- [Exercise] Reproduce the records that follow in full, excluding any picture they contain.

- [Information]
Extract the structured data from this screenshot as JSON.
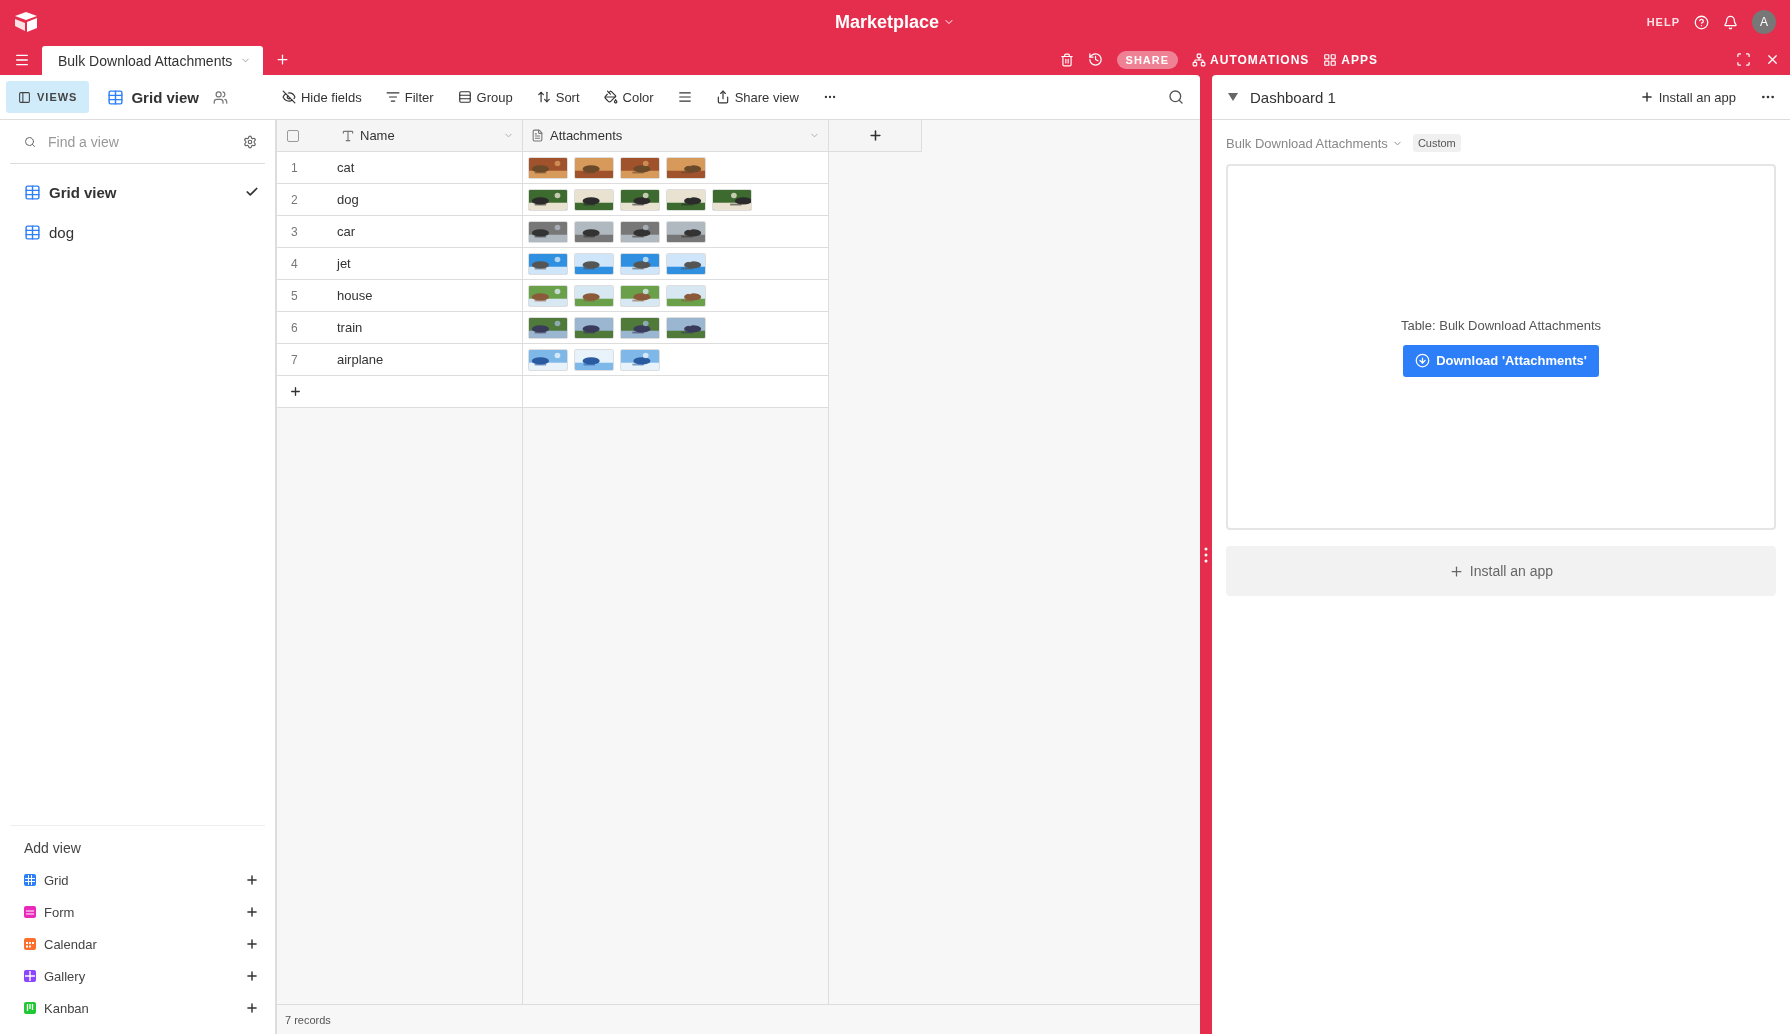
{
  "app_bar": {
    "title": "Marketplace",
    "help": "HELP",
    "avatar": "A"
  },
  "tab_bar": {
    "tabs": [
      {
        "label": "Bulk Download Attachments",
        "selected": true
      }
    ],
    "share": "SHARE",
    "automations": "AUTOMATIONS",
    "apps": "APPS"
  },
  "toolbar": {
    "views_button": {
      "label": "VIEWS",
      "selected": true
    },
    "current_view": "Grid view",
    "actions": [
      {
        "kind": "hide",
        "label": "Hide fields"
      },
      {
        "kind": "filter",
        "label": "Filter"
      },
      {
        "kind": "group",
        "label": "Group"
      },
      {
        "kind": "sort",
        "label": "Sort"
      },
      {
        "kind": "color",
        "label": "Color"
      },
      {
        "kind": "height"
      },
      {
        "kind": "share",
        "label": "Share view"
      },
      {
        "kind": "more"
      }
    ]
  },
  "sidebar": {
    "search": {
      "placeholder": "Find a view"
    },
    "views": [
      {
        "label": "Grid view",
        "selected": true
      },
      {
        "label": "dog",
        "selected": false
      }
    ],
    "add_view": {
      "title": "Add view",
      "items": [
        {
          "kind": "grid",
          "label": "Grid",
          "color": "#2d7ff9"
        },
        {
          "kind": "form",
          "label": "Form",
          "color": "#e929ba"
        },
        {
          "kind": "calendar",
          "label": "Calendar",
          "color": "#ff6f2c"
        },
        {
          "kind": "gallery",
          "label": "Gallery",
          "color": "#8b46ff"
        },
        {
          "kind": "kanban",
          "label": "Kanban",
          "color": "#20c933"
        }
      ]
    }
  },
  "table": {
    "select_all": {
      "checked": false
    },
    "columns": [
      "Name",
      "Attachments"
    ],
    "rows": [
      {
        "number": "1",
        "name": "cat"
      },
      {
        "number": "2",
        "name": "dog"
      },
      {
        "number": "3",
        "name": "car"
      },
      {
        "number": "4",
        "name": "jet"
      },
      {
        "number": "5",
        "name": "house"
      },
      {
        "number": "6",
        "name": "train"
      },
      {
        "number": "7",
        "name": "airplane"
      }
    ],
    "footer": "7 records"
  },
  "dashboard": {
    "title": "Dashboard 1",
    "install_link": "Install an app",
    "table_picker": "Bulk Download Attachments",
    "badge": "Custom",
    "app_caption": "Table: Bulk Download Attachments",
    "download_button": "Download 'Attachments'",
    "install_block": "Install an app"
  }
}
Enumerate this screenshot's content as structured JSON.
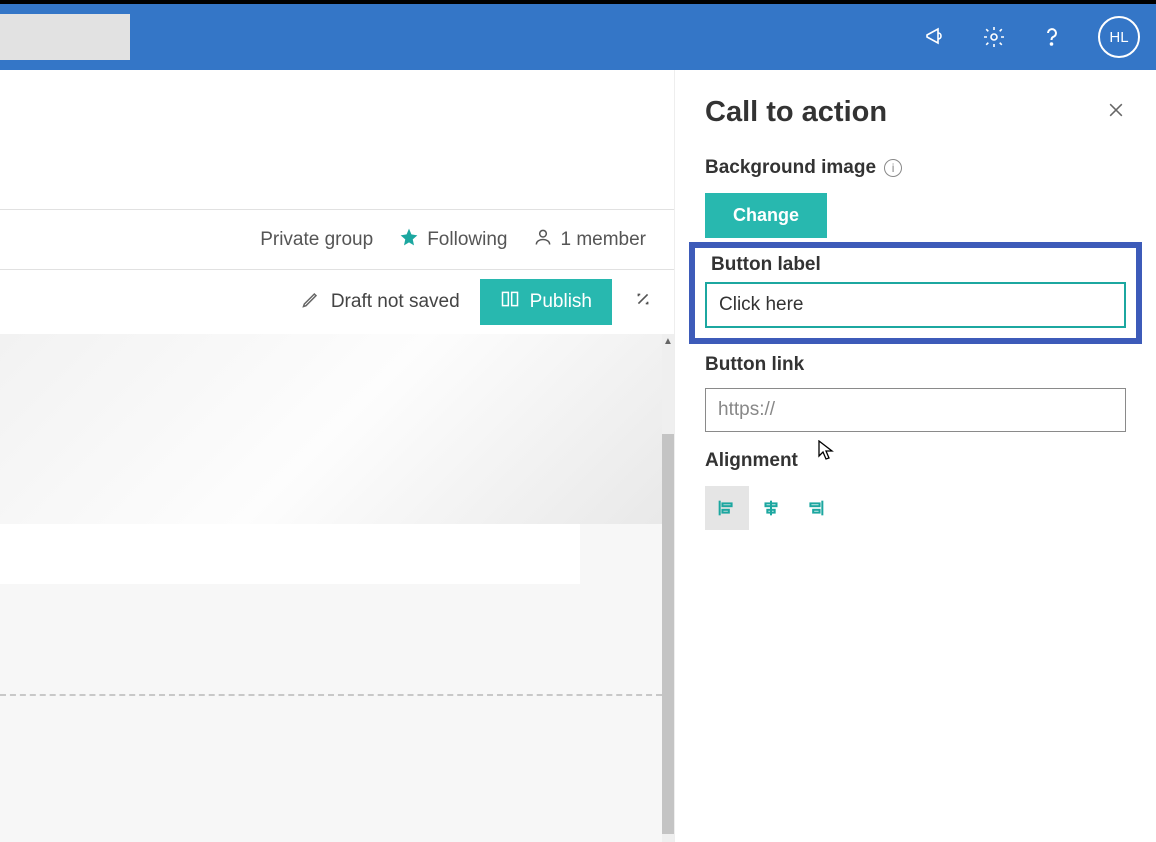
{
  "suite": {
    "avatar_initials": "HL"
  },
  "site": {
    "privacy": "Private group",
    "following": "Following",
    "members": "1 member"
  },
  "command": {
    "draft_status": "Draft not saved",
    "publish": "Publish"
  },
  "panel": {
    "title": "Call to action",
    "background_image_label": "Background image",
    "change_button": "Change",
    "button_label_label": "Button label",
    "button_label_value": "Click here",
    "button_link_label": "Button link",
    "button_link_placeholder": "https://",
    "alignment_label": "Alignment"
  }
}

- [Exercise answer]
Extract the structured data from this screenshot as JSON.
{
  "app_bar": {
    "title": "Marketplace",
    "help": "HELP",
    "avatar": "A"
  },
  "tab_bar": {
    "tabs": [
      {
        "label": "Bulk Download Attachments",
        "selected": true
      }
    ],
    "share": "SHARE",
    "automations": "AUTOMATIONS",
    "apps": "APPS"
  },
  "toolbar": {
    "views_button": {
      "label": "VIEWS",
      "selected": true
    },
    "current_view": "Grid view",
    "actions": [
      {
        "kind": "hide",
        "label": "Hide fields"
      },
      {
        "kind": "filter",
        "label": "Filter"
      },
      {
        "kind": "group",
        "label": "Group"
      },
      {
        "kind": "sort",
        "label": "Sort"
      },
      {
        "kind": "color",
        "label": "Color"
      },
      {
        "kind": "height"
      },
      {
        "kind": "share",
        "label": "Share view"
      },
      {
        "kind": "more"
      }
    ]
  },
  "sidebar": {
    "search": {
      "placeholder": "Find a view"
    },
    "views": [
      {
        "label": "Grid view",
        "selected": true
      },
      {
        "label": "dog",
        "selected": false
      }
    ],
    "add_view": {
      "title": "Add view",
      "items": [
        {
          "kind": "grid",
          "label": "Grid",
          "color": "#2d7ff9"
        },
        {
          "kind": "form",
          "label": "Form",
          "color": "#e929ba"
        },
        {
          "kind": "calendar",
          "label": "Calendar",
          "color": "#ff6f2c"
        },
        {
          "kind": "gallery",
          "label": "Gallery",
          "color": "#8b46ff"
        },
        {
          "kind": "kanban",
          "label": "Kanban",
          "color": "#20c933"
        }
      ]
    }
  },
  "table": {
    "select_all": {
      "checked": false
    },
    "columns": [
      "Name",
      "Attachments"
    ],
    "rows": [
      {
        "number": "1",
        "name": "cat"
      },
      {
        "number": "2",
        "name": "dog"
      },
      {
        "number": "3",
        "name": "car"
      },
      {
        "number": "4",
        "name": "jet"
      },
      {
        "number": "5",
        "name": "house"
      },
      {
        "number": "6",
        "name": "train"
      },
      {
        "number": "7",
        "name": "airplane"
      }
    ],
    "footer": "7 records"
  },
  "dashboard": {
    "title": "Dashboard 1",
    "install_link": "Install an app",
    "table_picker": "Bulk Download Attachments",
    "badge": "Custom",
    "app_caption": "Table: Bulk Download Attachments",
    "download_button": "Download 'Attachments'",
    "install_block": "Install an app"
  }
}
Enumerate this screenshot's content as structured JSON.
{
  "suite": {
    "avatar_initials": "HL"
  },
  "site": {
    "privacy": "Private group",
    "following": "Following",
    "members": "1 member"
  },
  "command": {
    "draft_status": "Draft not saved",
    "publish": "Publish"
  },
  "panel": {
    "title": "Call to action",
    "background_image_label": "Background image",
    "change_button": "Change",
    "button_label_label": "Button label",
    "button_label_value": "Click here",
    "button_link_label": "Button link",
    "button_link_placeholder": "https://",
    "alignment_label": "Alignment"
  }
}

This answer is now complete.